PG Kyrie Irving – 39 points on 25 shots, 42 minutes, six assists, four blocks, 11-12 from the line
Irving was sensational tonight, plain and simple. He was clearly sick on the floor and several of the comments he made to the media post game indicated how ill he truly felt. His 39 were not only a game high. but also 19 points higher than any other player in the game. I was wowed by Irving tonight, as he was simply spectacular and showed some real heart in playing 42 minutes. Now if he can just play a little better defense.
SG C.J. Miles – 30 minutes, 4-8 shooting, 15 points
Miles had an alright game. In the first half, he had a few ugly passes that resulted in easy points for the Bucks, but he also hit a few timely shots and was solid on defense overall. Not great, but he was serviceable.
SF Alonzo Gee – +/- of +11, four points, 1-7 shooting
How the heck did Gee have the highest +/- on the roster when he was 1-7 from the field and and was clanking seemingly every open three he took. Earl Clark was far more effective than Gee tonight and hopefully he start to see less.
PF Tristan Thompson – 29 minutes, 10 points, 4-12 shooting, 15 rebounds
Thompson struggled heavily on offense but did a decent overall job tonight. He also had the tip in that sent the game to overtime and rebounded well overall. On the negative side, the 4-12 shooting is a concern, since he had several point black misses. Foul trouble also limited Thompson in overtime.
C Andrew Bynum – 3-14 shooting, eight points, seven rebounds, three blocks
Offensively, Bynum has really struggled the last few games and doesn’t look like the player who got on a role not too long ago. However, he did rebound well and was a difference maker on the inside. All in all, this game was another remind to me that Bynum can have a good impact on this team. but no one known how to do it yet.
F Earl Clark – 4-6 from behind the arc, 5-8 from the field, 14 points

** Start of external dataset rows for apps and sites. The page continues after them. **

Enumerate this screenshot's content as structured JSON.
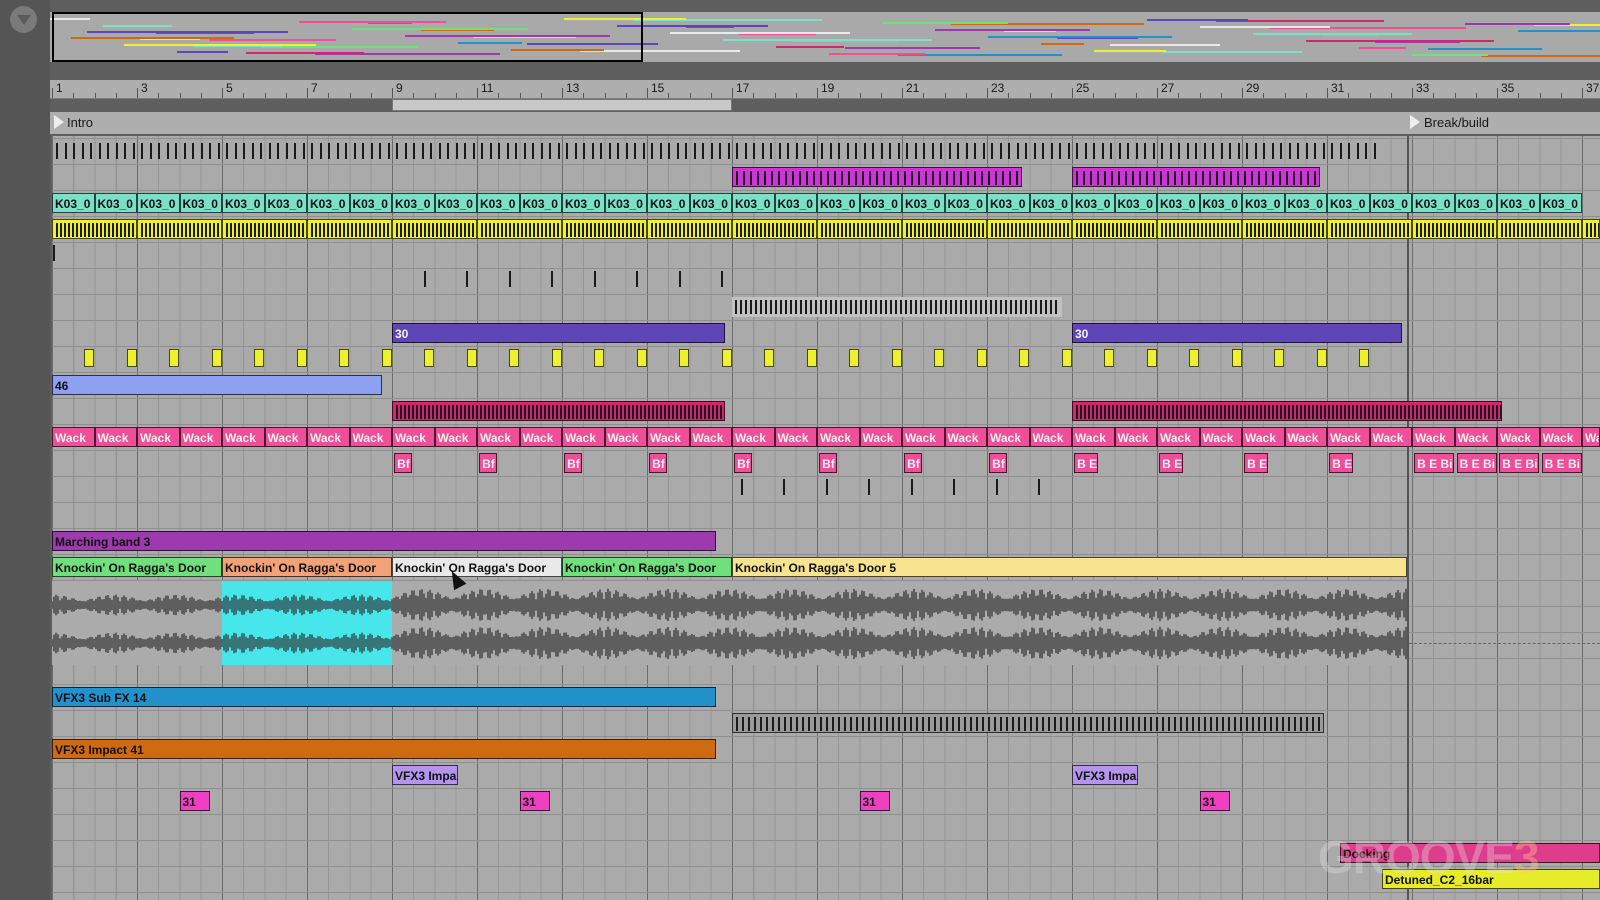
{
  "ruler": {
    "bars": [
      "1",
      "3",
      "5",
      "7",
      "9",
      "11",
      "13",
      "15",
      "17",
      "19",
      "21",
      "23",
      "25",
      "27",
      "29",
      "31",
      "33",
      "35",
      "37"
    ]
  },
  "locators": {
    "intro": "Intro",
    "break_build": "Break/build"
  },
  "clips": {
    "k03": "K03_0",
    "clip_30": "30",
    "clip_46": "46",
    "wacky": "Wack",
    "bf": "Bf",
    "be": "B E",
    "bebi": "B E Bi",
    "marching": "Marching band 3",
    "knock_door": "Knockin' On Ragga's Door",
    "knock_door5": "Knockin' On Ragga's Door 5",
    "subfx": "VFX3 Sub FX 14",
    "impact": "VFX3 Impact 41",
    "impa": "VFX3 Impa",
    "clip_31": "31",
    "docking": "Docking",
    "detuned": "Detuned_C2_16bar"
  },
  "colors": {
    "cyan": "#7be0c8",
    "yellow": "#eef22e",
    "purple": "#5e45b8",
    "magenta": "#cf34d6",
    "lilac": "#8ea1f0",
    "pink": "#ee4f98",
    "crimson": "#d0276e",
    "violet": "#9c3aae",
    "green": "#6fe07c",
    "salmon": "#f3a277",
    "white": "#e9e9e9",
    "yellowpale": "#f6e490",
    "blue": "#2391cc",
    "orange": "#cf6a10",
    "lav": "#b594ee",
    "hotpink": "#ef3fc2",
    "docking": "#dd3d8b",
    "detuned": "#e6eb2a"
  },
  "watermark": {
    "a": "GROOVE",
    "b": "3"
  }
}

You could answer Anderson Varejao here and I wouldn’t complain, as he pulled down double-digit boards off the bench and created numerous second chance points. But Earl Clark was really good tonight and his three-pointing shoot came up timely when the Cavaliers needed it the most. He also hit his shots when he was open and in the flow of the offense. I know he’s playing more power forward now, but he would have my vote to play more three and to maybe even start.

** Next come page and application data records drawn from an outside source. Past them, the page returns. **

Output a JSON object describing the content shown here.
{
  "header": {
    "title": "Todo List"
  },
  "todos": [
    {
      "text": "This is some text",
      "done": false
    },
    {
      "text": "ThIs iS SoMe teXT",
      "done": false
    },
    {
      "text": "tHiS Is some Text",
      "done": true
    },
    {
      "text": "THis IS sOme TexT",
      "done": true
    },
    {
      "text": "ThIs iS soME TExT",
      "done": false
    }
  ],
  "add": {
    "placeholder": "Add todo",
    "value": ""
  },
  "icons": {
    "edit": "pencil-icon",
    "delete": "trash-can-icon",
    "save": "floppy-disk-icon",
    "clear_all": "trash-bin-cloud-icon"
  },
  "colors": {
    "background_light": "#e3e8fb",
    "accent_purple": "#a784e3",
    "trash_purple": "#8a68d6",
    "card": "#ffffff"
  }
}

Give Mike Brown his kudos for his coaching effort tonight. He had to deal with having no Dion Waiters available and had an overall short roster to pick from. As a whole, his bench But he chose his lineups well and got the most out of everyone tonight. I’d still like to see more on the offensive end (for example, in terms of time management) but Brown did a solid job tonight on the whole.
At the press conference, Brown was defensive of how his bench played, specifically of Jarrett Jack. Jack, who was 6-17 from the floor for 17 points, but missed at least three close shots. Predictably, Brown focused on his task of defending O.J. Mayo.
“I thought Jarrett was big for us. Especially with us missing a guy like Dion, Jarrett was a guy who was kinda a secondary ball handler for us on the backside of pick & roll action and stuff like that. And I thought he hit some big shots. You’re not going to stop a scorer like O.J. Mayo. O.J. can shoot the ball, he can score the basketball at a really high level and I thought the times Jarrett was on him, he made him work.” – Brown on Jarrett Jack’s performance.
And some other quotes.
“At one point, to me, I guess he wasn’t. At one point, I thought he looked gassed a little bit in the second half and I just asked if ya’ alright and he gave me that little boyish smile that he has, and I knew once he gave me that little smile I knew he was okay.” – Brown on whether or not he would keep Irving in the game despite his illness.
“We didn’t put any pressure on anybody. Maybe they might have felt it, I don’t know but our bench was production wasn’t bad. Had 38 points, 37 points. That’s not bad to get from your bench. Andy had 13 rebounds. I thought out bench did a solid job minus Dion.” – Brown on how the bench played minus Waiters.